The College of Charleston had put “Fun Home” on a compilation of summer reading titles for incoming freshmen. The South Carolina House of Representatives cut funding to both the College of Charleston and the University of South Carolina Upstate, which also assigned a book with similar themes. The House cut $70,000 in total ($52,000 from the College of Charleston, according to local newspaper the Post and Courier).
The budget-writing committee took the funds away from the schools but the money could be put back when the entire House of Representatives reviews the budget on March 10, according to the Post and Courier. According to the newspaper, the $52,000 is the price tag of the summer reading program. According to the Washington Post, the College of Charleston received a little over $19 million in state money in 2013.
Representative Garry Smith told the Post and Courier that he doesn’t believe the memoir is introducing themes for scholarly consideration.
“It goes beyond the pale of academic debate,” he said. "It graphically shows lesbian acts.”
He thinks the College of Charleston is “promoting the gay and lesbian lifestyle” and says students should have been supplied with an alternative to “Fun Home.”
Bechdel released a statement to Publishers Weekly about the controversy.
“I'm very grateful to the people who taught my book at the College of Charleston,” the author said. “It was brave of them to do that given the conservative pressures they're apparently under. I made a visit to the school last fall for which they also took some flak, but to their great credit they didn't back down. It's sad and absurd that the College of Charleston is facing a funding cut for teaching my book – a book which is after all about the toll that this sort of small-mindedness takes on people's lives.”

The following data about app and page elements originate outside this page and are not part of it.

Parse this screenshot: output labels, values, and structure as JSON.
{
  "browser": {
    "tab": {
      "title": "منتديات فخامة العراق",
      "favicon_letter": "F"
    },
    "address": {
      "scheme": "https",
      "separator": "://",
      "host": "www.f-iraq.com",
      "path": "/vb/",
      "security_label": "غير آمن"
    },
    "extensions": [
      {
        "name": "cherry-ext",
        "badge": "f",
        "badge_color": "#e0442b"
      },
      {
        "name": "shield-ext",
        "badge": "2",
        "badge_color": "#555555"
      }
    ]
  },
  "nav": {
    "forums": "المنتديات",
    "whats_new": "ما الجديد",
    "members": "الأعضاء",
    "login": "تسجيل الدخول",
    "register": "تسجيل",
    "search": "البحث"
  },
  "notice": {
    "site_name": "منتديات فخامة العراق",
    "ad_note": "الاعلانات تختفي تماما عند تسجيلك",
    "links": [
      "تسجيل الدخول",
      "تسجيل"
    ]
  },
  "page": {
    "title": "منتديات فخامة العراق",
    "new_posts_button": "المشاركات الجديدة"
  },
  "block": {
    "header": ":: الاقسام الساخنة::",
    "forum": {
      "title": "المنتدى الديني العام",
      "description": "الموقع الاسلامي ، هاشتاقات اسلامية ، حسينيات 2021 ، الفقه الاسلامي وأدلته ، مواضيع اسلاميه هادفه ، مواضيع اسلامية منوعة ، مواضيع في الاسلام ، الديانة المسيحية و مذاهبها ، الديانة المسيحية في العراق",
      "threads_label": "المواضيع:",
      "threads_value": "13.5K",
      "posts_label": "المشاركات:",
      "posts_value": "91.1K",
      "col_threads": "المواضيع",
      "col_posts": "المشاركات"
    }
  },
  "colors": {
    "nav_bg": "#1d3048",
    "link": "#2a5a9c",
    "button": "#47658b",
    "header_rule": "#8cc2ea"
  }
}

Christopher Korey, a professor at the College of Charleston and the head of the summer reading program, told the Post and Courier that the school committee realized some might have problems with “Fun Home.”
“But the book asks important questions about family, identity, and the transition to adulthood,” he said. “These are important questions for all college students…. I'm concerned that some members of the (L)egislature believe their duties include deciding what books should and should not be taught in a college classroom ... I believe that 18-year-olds benefit directly from reading and discussing difficult topics in their courses.”
Meanwhile, College of Charleston president P. George Benson has issued a statement saying that, "Any legislative attempt to tie institutional funding to what books are taught, or who teaches them, threatens the credibility and reputation of all South Carolina public universities."